‘Labour Costs Are Too High If I Employ Brits’

'Labour costs are too high if I employ Brits'

Lucy Alexander
The Times December 21, 2006

Rae Borras is the chairman of Borras Construction Group, which has an annual turnover of 55 million.

He has always employed British construction workers, but is finding himself under increasing pressure to hire Poles because their cheaper labour rates enable his firm to remain competitive.

The construction industry is facing a serious dilemma. My company installs kitchens and bathrooms in council houses, but labour costs are 20 per cent cheaper if I employ Polish sub-contractors, he said.
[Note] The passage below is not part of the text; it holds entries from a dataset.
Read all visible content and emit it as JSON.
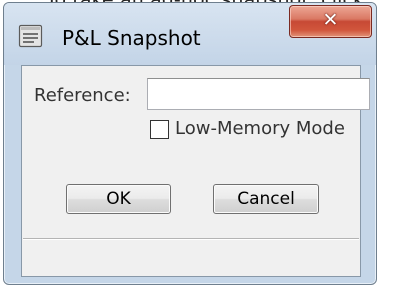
{
  "background_text": "To take an ad-hoc snapshot, click",
  "window": {
    "title": "P&L Snapshot",
    "close_icon": "close-x-icon",
    "app_icon": "document-icon"
  },
  "form": {
    "reference_label": "Reference:",
    "reference_value": "",
    "low_memory_label": "Low-Memory Mode",
    "low_memory_checked": false
  },
  "buttons": {
    "ok_label": "OK",
    "cancel_label": "Cancel"
  },
  "colors": {
    "close_button": "#c74935",
    "frame": "#c5d6e8"
  }
}
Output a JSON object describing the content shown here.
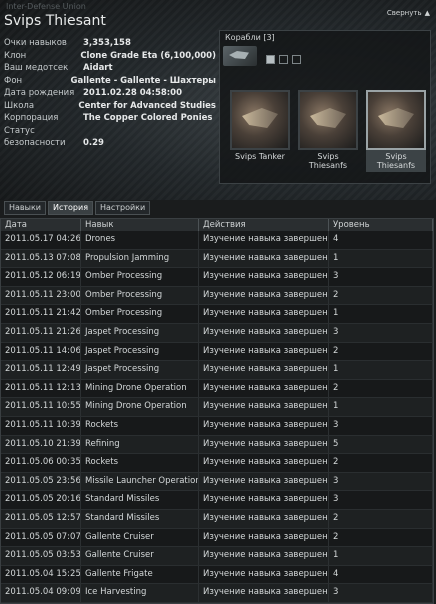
{
  "window": {
    "corner_text": "Inter-Defense Union",
    "collapse_label": "Свернуть",
    "title": "Svips Thiesant"
  },
  "info": [
    {
      "key": "Очки навыков",
      "value": "3,353,158"
    },
    {
      "key": "Клон",
      "value": "Clone Grade Eta (6,100,000)"
    },
    {
      "key": "Ваш медотсек",
      "value": "Aidart"
    },
    {
      "key": "Фон",
      "value": "Gallente - Gallente - Шахтеры"
    },
    {
      "key": "Дата рождения",
      "value": "2011.02.28 04:58:00"
    },
    {
      "key": "Школа",
      "value": "Center for Advanced Studies"
    },
    {
      "key": "Корпорация",
      "value": "The Copper Colored Ponies"
    },
    {
      "key": "Статус",
      "value": ""
    },
    {
      "key": "безопасности",
      "value": "0.29"
    }
  ],
  "ships": {
    "header": "Корабли [3]",
    "cards": [
      {
        "name": "Svips Tanker",
        "selected": false
      },
      {
        "name": "Svips Thiesanfs",
        "selected": false
      },
      {
        "name": "Svips Thiesanfs",
        "selected": true
      }
    ]
  },
  "tabs": [
    {
      "label": "Навыки",
      "active": false
    },
    {
      "label": "История",
      "active": true
    },
    {
      "label": "Настройки",
      "active": false
    }
  ],
  "table": {
    "headers": [
      "Дата",
      "Навык",
      "Действия",
      "Уровень"
    ],
    "rows": [
      [
        "2011.05.17 04:26",
        "Drones",
        "Изучение навыка завершено",
        "4"
      ],
      [
        "2011.05.13 07:08",
        "Propulsion Jamming",
        "Изучение навыка завершено",
        "1"
      ],
      [
        "2011.05.12 06:19",
        "Omber Processing",
        "Изучение навыка завершено",
        "3"
      ],
      [
        "2011.05.11 23:00",
        "Omber Processing",
        "Изучение навыка завершено",
        "2"
      ],
      [
        "2011.05.11 21:42",
        "Omber Processing",
        "Изучение навыка завершено",
        "1"
      ],
      [
        "2011.05.11 21:26",
        "Jaspet Processing",
        "Изучение навыка завершено",
        "3"
      ],
      [
        "2011.05.11 14:06",
        "Jaspet Processing",
        "Изучение навыка завершено",
        "2"
      ],
      [
        "2011.05.11 12:49",
        "Jaspet Processing",
        "Изучение навыка завершено",
        "1"
      ],
      [
        "2011.05.11 12:13",
        "Mining Drone Operation",
        "Изучение навыка завершено",
        "2"
      ],
      [
        "2011.05.11 10:55",
        "Mining Drone Operation",
        "Изучение навыка завершено",
        "1"
      ],
      [
        "2011.05.11 10:39",
        "Rockets",
        "Изучение навыка завершено",
        "3"
      ],
      [
        "2011.05.10 21:39",
        "Refining",
        "Изучение навыка завершено",
        "5"
      ],
      [
        "2011.05.06 00:35",
        "Rockets",
        "Изучение навыка завершено",
        "2"
      ],
      [
        "2011.05.05 23:56",
        "Missile Launcher Operation",
        "Изучение навыка завершено",
        "3"
      ],
      [
        "2011.05.05 20:16",
        "Standard Missiles",
        "Изучение навыка завершено",
        "3"
      ],
      [
        "2011.05.05 12:57",
        "Standard Missiles",
        "Изучение навыка завершено",
        "2"
      ],
      [
        "2011.05.05 07:07",
        "Gallente Cruiser",
        "Изучение навыка завершено",
        "2"
      ],
      [
        "2011.05.05 03:53",
        "Gallente Cruiser",
        "Изучение навыка завершено",
        "1"
      ],
      [
        "2011.05.04 15:25",
        "Gallente Frigate",
        "Изучение навыка завершено",
        "4"
      ],
      [
        "2011.05.04 09:09",
        "Ice Harvesting",
        "Изучение навыка завершено",
        "3"
      ]
    ]
  }
}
Many of my competitors now price according to Polish rates, so should I therefore tender for work at competitive rates and put guys whove been working for me for 25 years on the dole, or do I rely on clients to say theyll pay me extra money for using local labour? Im unlikely to win contracts if I employ Brits, because the labour costs are too high.

Mr Borras has no criticism of British workers; he regards the dilemma as the consequence of national prosperity and generous employment rights.

He adds: Are we as a country really happy to put our own workers on the dole and use cheaper labour from Europe? If you came down from Mars you would say this situation was bloody ludicrous. Politicians are ignoring the consequences of this kind of immigration.

'I can't find anyone to give me a chance'

Lee Carder is 16 years old and lives in Morden, southwest London, writes Lorna Blackwood. He left school in July and immediately started looking for an apprenticeship in electrical installation.

He applied to small and large companies but found that none was offering apprenticeships.

Most companies said there was no need to offer people training as there are plenty of qualified electricians out there, he said.

He believes that the influx of EU workers is another obstacle for young men like him looking for skilled employment.

I think this is more common in other skilled professions, such as carpentry, plastering or the building industry. Electricians need to be able to read and write English, which does give me an advantage over some of the EU workers.

He started a course in electrical installation at North East Surrey College of Technology in September. As he is under 18, his education is free and he will be qualified in two years. However, to pass the course, he needs work experience. He is exasperated. So far he has only had an interview with Building Engineering Services Training (BEST), the specialist training provider for apprenticeships.

He is not the only student in this predicament. Only three or four people on my course have managed to find jobs. With 20 of us in the class that is a pretty depressing figure.